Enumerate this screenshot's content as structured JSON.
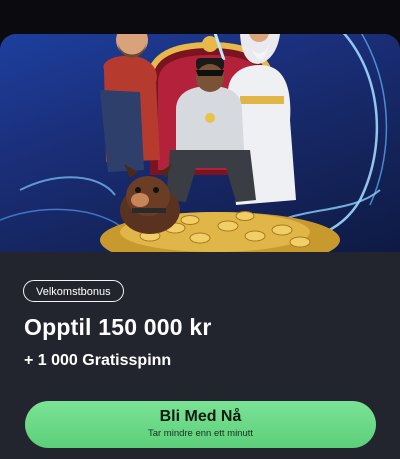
{
  "promo": {
    "badge": "Velkomstbonus",
    "amount": "Opptil 150 000 kr",
    "spins": "+ 1 000 Gratisspinn",
    "cta_label": "Bli Med Nå",
    "cta_sublabel": "Tar mindre enn ett minutt"
  },
  "colors": {
    "card_background": "#23252e",
    "hero_background": "#1b2f7a",
    "cta_green": "#6bdb86"
  },
  "hero": {
    "illustration": "cowboy, rapper on throne, zeus and dog on gold coins"
  }
}
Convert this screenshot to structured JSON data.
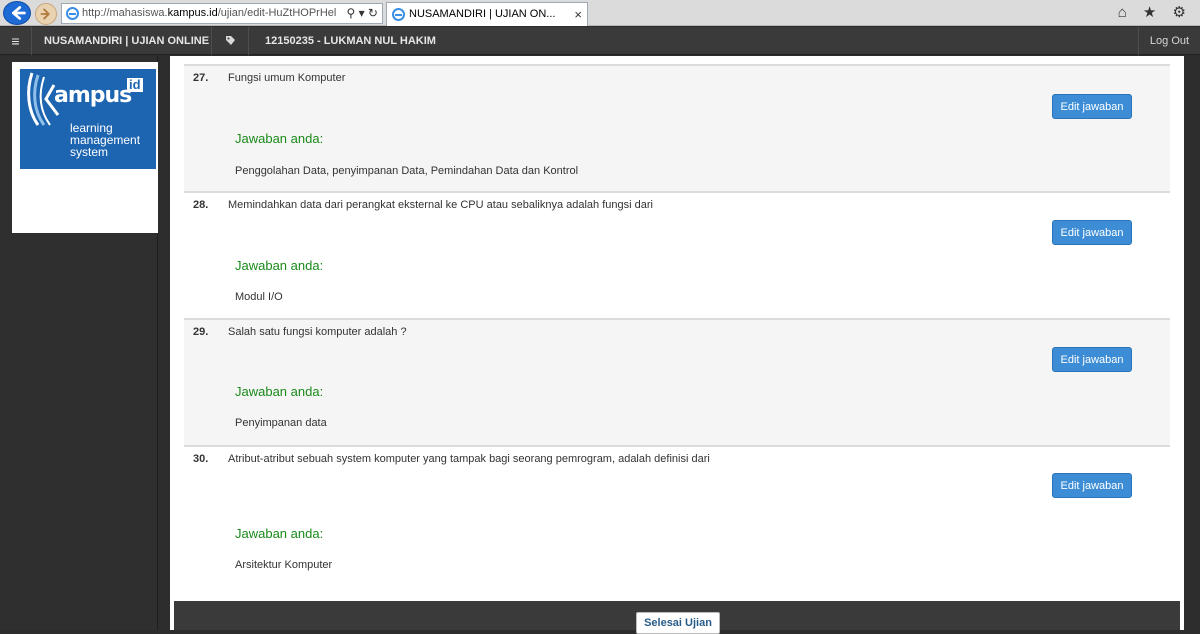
{
  "browser": {
    "url_prefix": "http://mahasiswa.",
    "url_domain": "kampus.id",
    "url_path": "/ujian/edit-HuZtHOPrHel",
    "tab_title": "NUSAMANDIRI | UJIAN ON...",
    "tab_close": "×",
    "address_tools": "⚲ ▾ ↻",
    "icons": "⌂ ★ ⚙"
  },
  "navbar": {
    "menu_icon": "≡",
    "brand": "NUSAMANDIRI | UJIAN ONLINE",
    "tag_icon": "🏷",
    "user": "12150235 - LUKMAN NUL HAKIM",
    "logout": "Log Out"
  },
  "logo": {
    "word": "ampus",
    "id": "id",
    "tag1": "learning",
    "tag2": "management",
    "tag3": "system"
  },
  "questions": [
    {
      "number": "27.",
      "text": "Fungsi umum Komputer",
      "answer_label": "Jawaban anda:",
      "answer": "Penggolahan Data, penyimpanan Data, Pemindahan Data dan Kontrol",
      "edit_label": "Edit jawaban"
    },
    {
      "number": "28.",
      "text": "Memindahkan data dari perangkat eksternal ke CPU atau sebaliknya adalah fungsi dari",
      "answer_label": "Jawaban anda:",
      "answer": "Modul I/O",
      "edit_label": "Edit jawaban"
    },
    {
      "number": "29.",
      "text": "Salah satu fungsi komputer adalah ?",
      "answer_label": "Jawaban anda:",
      "answer": "Penyimpanan data",
      "edit_label": "Edit jawaban"
    },
    {
      "number": "30.",
      "text": "Atribut-atribut sebuah system komputer yang tampak bagi seorang pemrogram, adalah definisi dari",
      "answer_label": "Jawaban anda:",
      "answer": "Arsitektur Komputer",
      "edit_label": "Edit jawaban"
    }
  ],
  "footer": {
    "finish_label": "Selesai Ujian"
  },
  "colors": {
    "accent": "#3c8dd6",
    "answer_label": "#1a8a1a",
    "navbar": "#3a3a3a"
  }
}
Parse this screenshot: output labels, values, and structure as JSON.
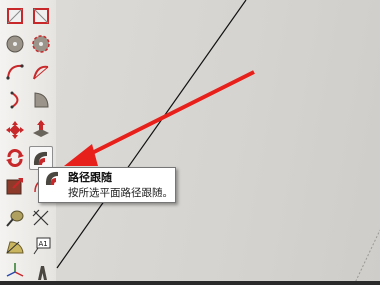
{
  "toolbar": {
    "tools": [
      {
        "id": "rectangle",
        "icon": "rectangle-icon"
      },
      {
        "id": "rotated-rectangle",
        "icon": "rotated-rectangle-icon"
      },
      {
        "id": "circle",
        "icon": "circle-icon"
      },
      {
        "id": "polygon",
        "icon": "polygon-icon"
      },
      {
        "id": "arc",
        "icon": "arc-icon"
      },
      {
        "id": "two-point-arc",
        "icon": "two-point-arc-icon"
      },
      {
        "id": "three-point-arc",
        "icon": "three-point-arc-icon"
      },
      {
        "id": "pie",
        "icon": "pie-icon"
      },
      {
        "id": "move",
        "icon": "move-icon"
      },
      {
        "id": "push-pull",
        "icon": "push-pull-icon"
      },
      {
        "id": "rotate",
        "icon": "rotate-icon"
      },
      {
        "id": "follow-me",
        "icon": "follow-me-icon",
        "active": true
      },
      {
        "id": "scale",
        "icon": "scale-icon"
      },
      {
        "id": "offset",
        "icon": "offset-icon"
      },
      {
        "id": "tape-measure",
        "icon": "tape-measure-icon"
      },
      {
        "id": "dimension",
        "icon": "dimension-icon"
      },
      {
        "id": "protractor",
        "icon": "protractor-icon"
      },
      {
        "id": "text",
        "icon": "text-icon",
        "label": "A1"
      },
      {
        "id": "axes",
        "icon": "axes-icon"
      },
      {
        "id": "3d-text",
        "icon": "3d-text-icon"
      }
    ]
  },
  "tooltip": {
    "title": "路径跟随",
    "description": "按所选平面路径跟随。",
    "icon": "follow-me-icon"
  },
  "colors": {
    "arrow": "#e8201c",
    "canvas": "#d5d3cf",
    "tool_red": "#c8282a"
  }
}
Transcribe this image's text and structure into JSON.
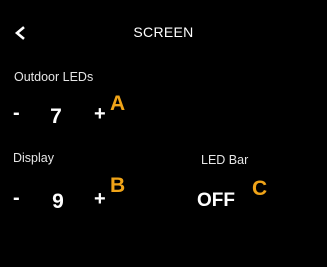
{
  "header": {
    "back_icon": "chevron-left-icon",
    "title": "SCREEN"
  },
  "outdoor_leds": {
    "label": "Outdoor LEDs",
    "decrement_label": "-",
    "value": "7",
    "increment_label": "+",
    "marker": "A"
  },
  "display": {
    "label": "Display",
    "decrement_label": "-",
    "value": "9",
    "increment_label": "+",
    "marker": "B"
  },
  "led_bar": {
    "label": "LED Bar",
    "value": "OFF",
    "marker": "C"
  },
  "colors": {
    "background": "#000000",
    "text": "#ffffff",
    "marker": "#f0a418"
  }
}
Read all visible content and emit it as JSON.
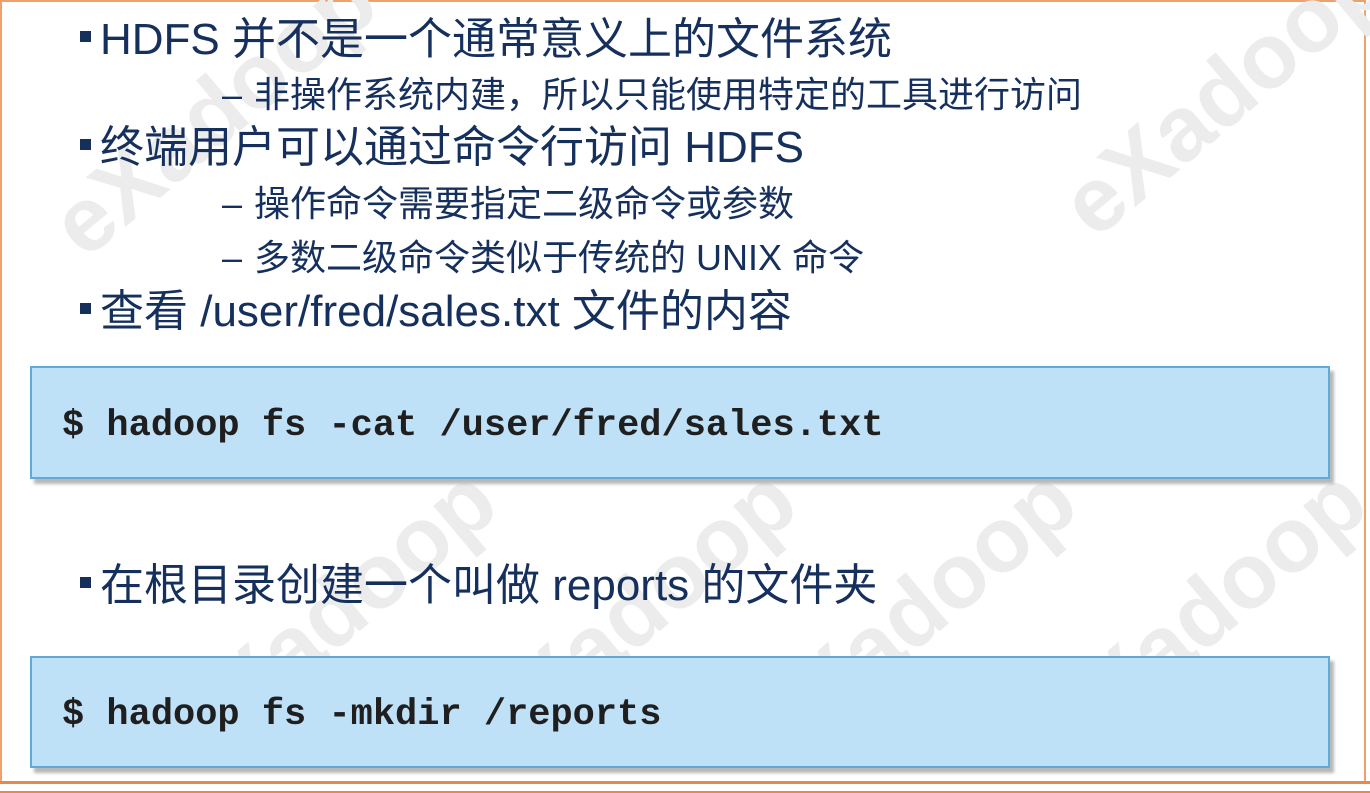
{
  "slide": {
    "bullets": [
      {
        "text": "HDFS 并不是一个通常意义上的文件系统"
      },
      {
        "text": "终端用户可以通过命令行访问 HDFS"
      },
      {
        "text": "查看 /user/fred/sales.txt 文件的内容"
      },
      {
        "text": "在根目录创建一个叫做 reports 的文件夹"
      }
    ],
    "sub_bullets": [
      {
        "text": "非操作系统内建，所以只能使用特定的工具进行访问"
      },
      {
        "text": "操作命令需要指定二级命令或参数"
      },
      {
        "text": "多数二级命令类似于传统的 UNIX 命令"
      }
    ],
    "dash": "–",
    "code_blocks": [
      {
        "command": "$ hadoop fs -cat /user/fred/sales.txt"
      },
      {
        "command": "$ hadoop fs -mkdir /reports"
      }
    ],
    "watermark": "eXadoop"
  },
  "colors": {
    "text": "#16305e",
    "code_bg": "#bfe1f8",
    "code_border": "#63a9d8",
    "frame": "#e58a4c"
  }
}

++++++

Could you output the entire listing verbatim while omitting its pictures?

> **Result for this exercise**:
Enumerate this screenshot's content as structured JSON.
{
  "promo": {
    "badge": "Velkomstbonus",
    "amount": "Opptil 150 000 kr",
    "spins": "+ 1 000 Gratisspinn",
    "cta_label": "Bli Med Nå",
    "cta_sublabel": "Tar mindre enn ett minutt"
  },
  "colors": {
    "card_background": "#23252e",
    "hero_background": "#1b2f7a",
    "cta_green": "#6bdb86"
  },
  "hero": {
    "illustration": "cowboy, rapper on throne, zeus and dog on gold coins"
  }
}
Convert this screenshot to structured JSON data.
{
  "browser": {
    "url_prefix": "http://mahasiswa.",
    "url_domain": "kampus.id",
    "url_path": "/ujian/edit-HuZtHOPrHel",
    "tab_title": "NUSAMANDIRI | UJIAN ON...",
    "tab_close": "×",
    "address_tools": "⚲ ▾ ↻",
    "icons": "⌂ ★ ⚙"
  },
  "navbar": {
    "menu_icon": "≡",
    "brand": "NUSAMANDIRI | UJIAN ONLINE",
    "tag_icon": "🏷",
    "user": "12150235 - LUKMAN NUL HAKIM",
    "logout": "Log Out"
  },
  "logo": {
    "word": "ampus",
    "id": "id",
    "tag1": "learning",
    "tag2": "management",
    "tag3": "system"
  },
  "questions": [
    {
      "number": "27.",
      "text": "Fungsi umum Komputer",
      "answer_label": "Jawaban anda:",
      "answer": "Penggolahan Data, penyimpanan Data, Pemindahan Data dan Kontrol",
      "edit_label": "Edit jawaban"
    },
    {
      "number": "28.",
      "text": "Memindahkan data dari perangkat eksternal ke CPU atau sebaliknya adalah fungsi dari",
      "answer_label": "Jawaban anda:",
      "answer": "Modul I/O",
      "edit_label": "Edit jawaban"
    },
    {
      "number": "29.",
      "text": "Salah satu fungsi komputer adalah ?",
      "answer_label": "Jawaban anda:",
      "answer": "Penyimpanan data",
      "edit_label": "Edit jawaban"
    },
    {
      "number": "30.",
      "text": "Atribut-atribut sebuah system komputer yang tampak bagi seorang pemrogram, adalah definisi dari",
      "answer_label": "Jawaban anda:",
      "answer": "Arsitektur Komputer",
      "edit_label": "Edit jawaban"
    }
  ],
  "footer": {
    "finish_label": "Selesai Ujian"
  },
  "colors": {
    "accent": "#3c8dd6",
    "answer_label": "#1a8a1a",
    "navbar": "#3a3a3a"
  }
}
Parse this screenshot: output labels, values, and structure as JSON.
{
  "toolbar": {
    "tools": [
      {
        "id": "rectangle",
        "icon": "rectangle-icon"
      },
      {
        "id": "rotated-rectangle",
        "icon": "rotated-rectangle-icon"
      },
      {
        "id": "circle",
        "icon": "circle-icon"
      },
      {
        "id": "polygon",
        "icon": "polygon-icon"
      },
      {
        "id": "arc",
        "icon": "arc-icon"
      },
      {
        "id": "two-point-arc",
        "icon": "two-point-arc-icon"
      },
      {
        "id": "three-point-arc",
        "icon": "three-point-arc-icon"
      },
      {
        "id": "pie",
        "icon": "pie-icon"
      },
      {
        "id": "move",
        "icon": "move-icon"
      },
      {
        "id": "push-pull",
        "icon": "push-pull-icon"
      },
      {
        "id": "rotate",
        "icon": "rotate-icon"
      },
      {
        "id": "follow-me",
        "icon": "follow-me-icon",
        "active": true
      },
      {
        "id": "scale",
        "icon": "scale-icon"
      },
      {
        "id": "offset",
        "icon": "offset-icon"
      },
      {
        "id": "tape-measure",
        "icon": "tape-measure-icon"
      },
      {
        "id": "dimension",
        "icon": "dimension-icon"
      },
      {
        "id": "protractor",
        "icon": "protractor-icon"
      },
      {
        "id": "text",
        "icon": "text-icon",
        "label": "A1"
      },
      {
        "id": "axes",
        "icon": "axes-icon"
      },
      {
        "id": "3d-text",
        "icon": "3d-text-icon"
      }
    ]
  },
  "tooltip": {
    "title": "路径跟随",
    "description": "按所选平面路径跟随。",
    "icon": "follow-me-icon"
  },
  "colors": {
    "arrow": "#e8201c",
    "canvas": "#d5d3cf",
    "tool_red": "#c8282a"
  }
}
Transcribe this image's text and structure into JSON.
{
  "header": {
    "back_icon": "chevron-left-icon",
    "title": "SCREEN"
  },
  "outdoor_leds": {
    "label": "Outdoor LEDs",
    "decrement_label": "-",
    "value": "7",
    "increment_label": "+",
    "marker": "A"
  },
  "display": {
    "label": "Display",
    "decrement_label": "-",
    "value": "9",
    "increment_label": "+",
    "marker": "B"
  },
  "led_bar": {
    "label": "LED Bar",
    "value": "OFF",
    "marker": "C"
  },
  "colors": {
    "background": "#000000",
    "text": "#ffffff",
    "marker": "#f0a418"
  }
}
Read all visible content and emit it as JSON.
{
  "slide": {
    "bullets": [
      {
        "text": "HDFS 并不是一个通常意义上的文件系统"
      },
      {
        "text": "终端用户可以通过命令行访问 HDFS"
      },
      {
        "text": "查看 /user/fred/sales.txt 文件的内容"
      },
      {
        "text": "在根目录创建一个叫做 reports 的文件夹"
      }
    ],
    "sub_bullets": [
      {
        "text": "非操作系统内建，所以只能使用特定的工具进行访问"
      },
      {
        "text": "操作命令需要指定二级命令或参数"
      },
      {
        "text": "多数二级命令类似于传统的 UNIX 命令"
      }
    ],
    "dash": "–",
    "code_blocks": [
      {
        "command": "$ hadoop fs -cat /user/fred/sales.txt"
      },
      {
        "command": "$ hadoop fs -mkdir /reports"
      }
    ],
    "watermark": "eXadoop"
  },
  "colors": {
    "text": "#16305e",
    "code_bg": "#bfe1f8",
    "code_border": "#63a9d8",
    "frame": "#e58a4c"
  }
}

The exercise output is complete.